How MAST Works with Church Owned Bible Translation
At a MAST Bible translation workshop, a team of national Bible translators works together to translate different portions of Scripture and then review and edit each other’s work. The national translators typically work on one chapter at a time, using a source text in a language they understand fluently (often called a trade language or a Gateway language) and translating into their own heart language.
MAST is based on proven linguistic principles, enabling native speakers of the target language to create a Bible translation that is both accurate and clear, under the authority of the local church. They walk through an eight-step process of drafting a translation and then checking and editing their translation with their team.
- Consume: The Bible translators read or listen to the text being read in the gateway (source) language, typically one chapter.
- Verbalize: The Bible translators describe to a partner what they have just read/heard, using their own mother tongue.
- Break into Chunks: The passage is broken down into smaller, workable sections, called chunks. This is usually two to four verses.
- Blind Draft: The Bible translators each take a chunk of their chapters and draft their translation of that portion without looking at the source text or any other resources.

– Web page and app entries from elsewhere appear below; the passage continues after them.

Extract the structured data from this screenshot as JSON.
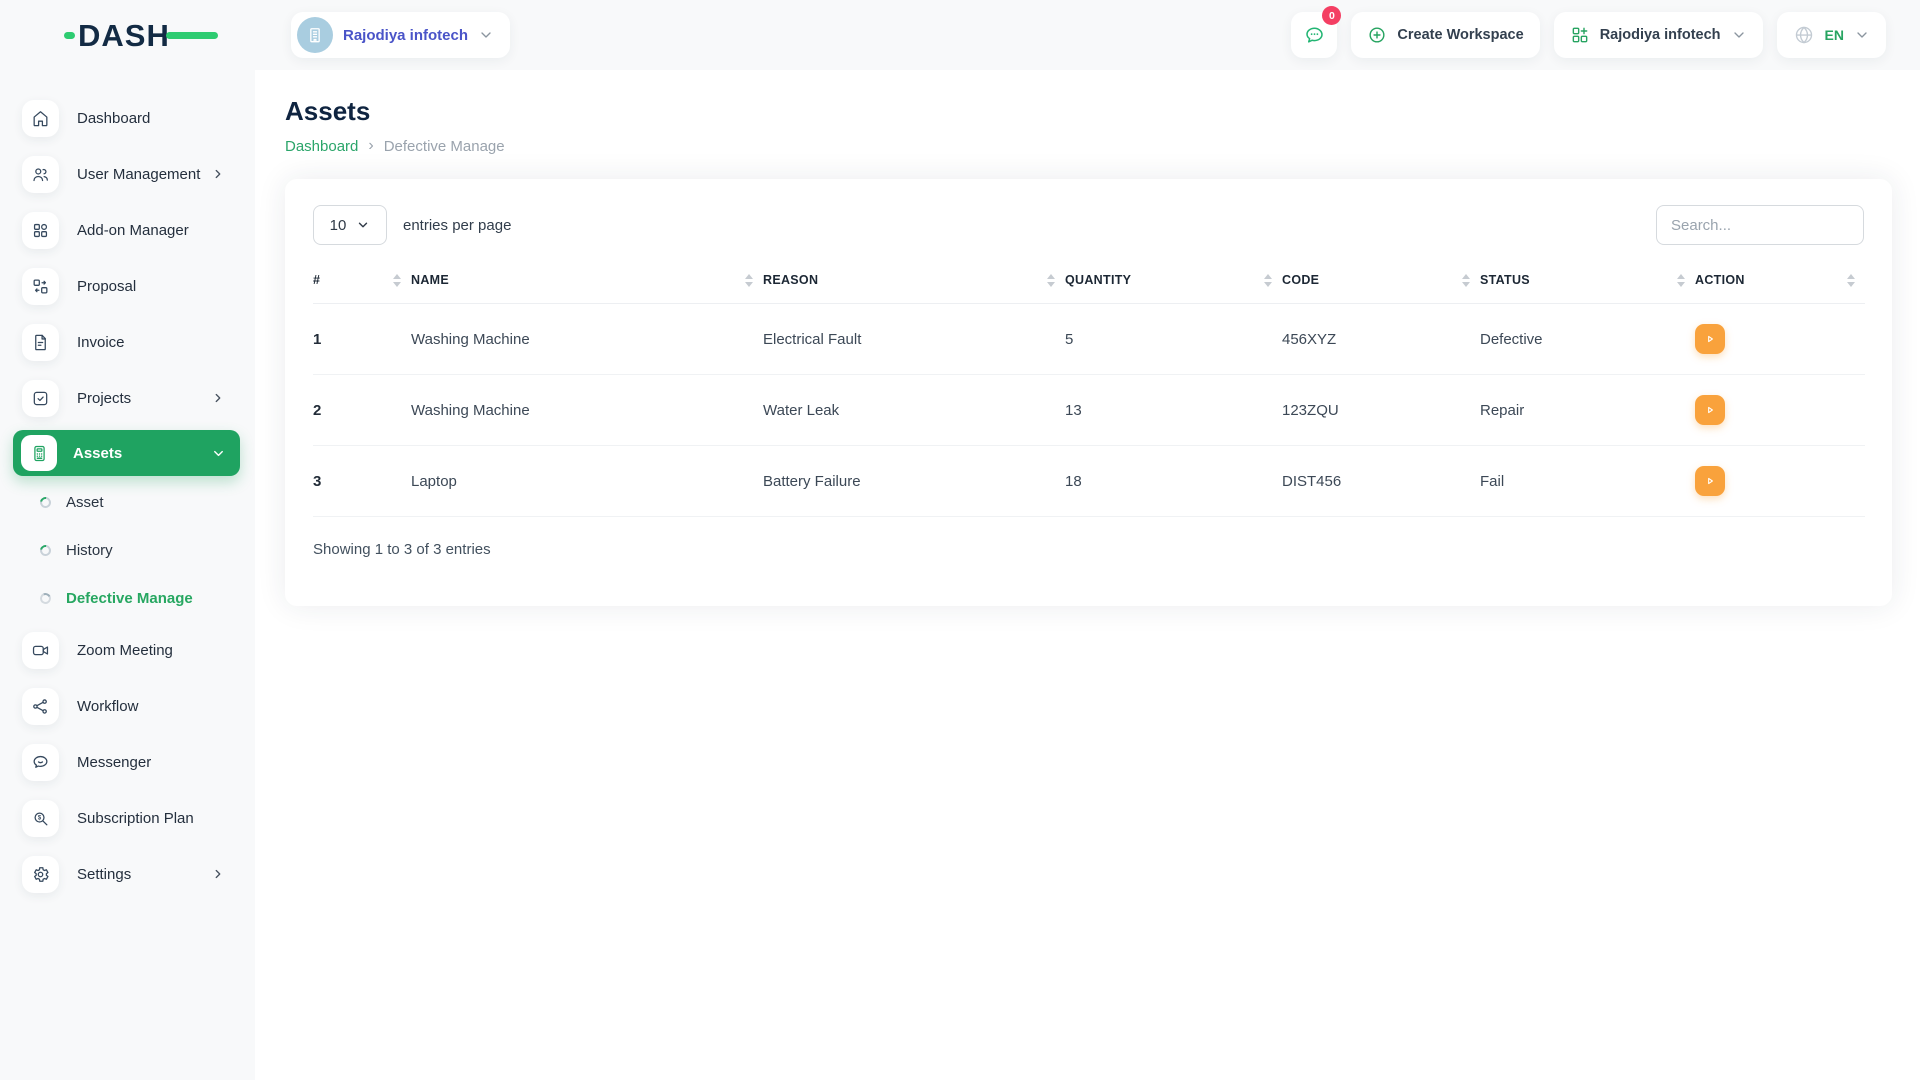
{
  "brand": {
    "logo_text": "DASH"
  },
  "topbar": {
    "workspace_pill_label": "Rajodiya infotech",
    "notification_badge": "0",
    "create_workspace_label": "Create Workspace",
    "workspace_dropdown_label": "Rajodiya infotech",
    "language_label": "EN"
  },
  "sidebar": {
    "items": [
      {
        "label": "Dashboard",
        "icon": "home-icon"
      },
      {
        "label": "User Management",
        "icon": "users-icon"
      },
      {
        "label": "Add-on Manager",
        "icon": "grid-icon"
      },
      {
        "label": "Proposal",
        "icon": "swap-icon"
      },
      {
        "label": "Invoice",
        "icon": "invoice-icon"
      },
      {
        "label": "Projects",
        "icon": "check-square-icon"
      },
      {
        "label": "Assets",
        "icon": "calculator-icon",
        "active": true
      }
    ],
    "assets_children": [
      {
        "label": "Asset"
      },
      {
        "label": "History"
      },
      {
        "label": "Defective Manage",
        "active": true
      }
    ],
    "items2": [
      {
        "label": "Zoom Meeting",
        "icon": "video-icon"
      },
      {
        "label": "Workflow",
        "icon": "share-icon"
      },
      {
        "label": "Messenger",
        "icon": "chat-icon"
      },
      {
        "label": "Subscription Plan",
        "icon": "search-dollar-icon"
      },
      {
        "label": "Settings",
        "icon": "gear-icon"
      }
    ]
  },
  "page": {
    "title": "Assets",
    "breadcrumb": {
      "home": "Dashboard",
      "current": "Defective Manage"
    }
  },
  "toolbar": {
    "entries_value": "10",
    "entries_label": "entries per page",
    "search_placeholder": "Search..."
  },
  "table": {
    "headers": [
      "#",
      "NAME",
      "REASON",
      "QUANTITY",
      "CODE",
      "STATUS",
      "ACTION"
    ],
    "rows": [
      {
        "num": "1",
        "name": "Washing Machine",
        "reason": "Electrical Fault",
        "quantity": "5",
        "code": "456XYZ",
        "status": "Defective"
      },
      {
        "num": "2",
        "name": "Washing Machine",
        "reason": "Water Leak",
        "quantity": "13",
        "code": "123ZQU",
        "status": "Repair"
      },
      {
        "num": "3",
        "name": "Laptop",
        "reason": "Battery Failure",
        "quantity": "18",
        "code": "DIST456",
        "status": "Fail"
      }
    ],
    "footer": "Showing 1 to 3 of 3 entries"
  },
  "colors": {
    "accent_green": "#1fa361",
    "logo_green": "#2ecc71",
    "action_orange": "#f9a23c",
    "badge_pink": "#f43f63",
    "navy": "#132b44",
    "workspace_blue": "#4a54c8"
  }
}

- Self-Edit: The Bible translators open their source text and check their own blind draft for completeness and accuracy, making any necessary changes to the draft. Here they may also consult other resources, like translation dictionaries or commentaries.
- Peer Edit: The Bible translators trade portions and check each other’s work, suggesting edits or changes to the translator of that portion.
- Keyword Check: The passage is checked to confirm that the meaning of each keyword (including abstract spiritual terms and biblical and geographical names) is clearly represented in the translation of that portion.
- Verse-by-Verse Check: The Bible translators work together as a team or in pairs, using whatever resources are available to them to go through each verse, systematically checking to make sure that every aspect of the original source text is represented in the translation.
After the book is complete, the translation is taken through further checking steps with the community of other speakers of the target language and with leaders of the local churches.